Task data:
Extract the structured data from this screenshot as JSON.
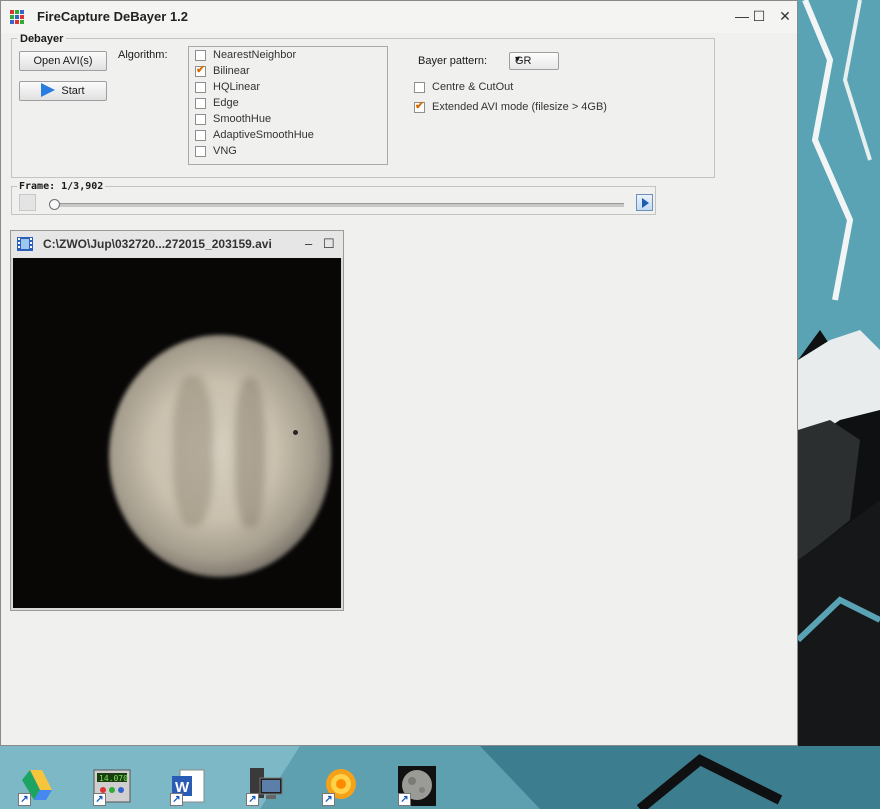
{
  "window": {
    "title": "FireCapture DeBayer 1.2",
    "minimize_glyph": "—",
    "maximize_glyph": "☐",
    "close_glyph": "✕"
  },
  "debayer": {
    "group_label": "Debayer",
    "open_button": "Open AVI(s)",
    "start_button": "Start",
    "algorithm_label": "Algorithm:",
    "algorithms": [
      {
        "label": "NearestNeighbor",
        "checked": false
      },
      {
        "label": "Bilinear",
        "checked": true
      },
      {
        "label": "HQLinear",
        "checked": false
      },
      {
        "label": "Edge",
        "checked": false
      },
      {
        "label": "SmoothHue",
        "checked": false
      },
      {
        "label": "AdaptiveSmoothHue",
        "checked": false
      },
      {
        "label": "VNG",
        "checked": false
      }
    ],
    "bayer_label": "Bayer pattern:",
    "bayer_value": "GR",
    "centre_cutout": {
      "label": "Centre & CutOut",
      "checked": false
    },
    "extended_avi": {
      "label": "Extended AVI mode (filesize > 4GB)",
      "checked": true
    }
  },
  "frame": {
    "label": "Frame: 1/3,902",
    "current": 1,
    "total": 3902
  },
  "video_window": {
    "title": "C:\\ZWO\\Jup\\032720...272015_203159.avi"
  },
  "taskbar": {
    "icons": [
      "google-drive-icon",
      "meter-app-icon",
      "word-icon",
      "computer-icon",
      "firecapture-sun-icon",
      "moon-icon"
    ]
  },
  "colors": {
    "accent_check": "#d96b00",
    "desktop_cyan": "#5fa7b8"
  }
}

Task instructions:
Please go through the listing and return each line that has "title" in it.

Result of the exercise:
    "title": "FireCapture DeBayer 1.2",
    "title": "C:\\ZWO\\Jup\\032720...272015_203159.avi"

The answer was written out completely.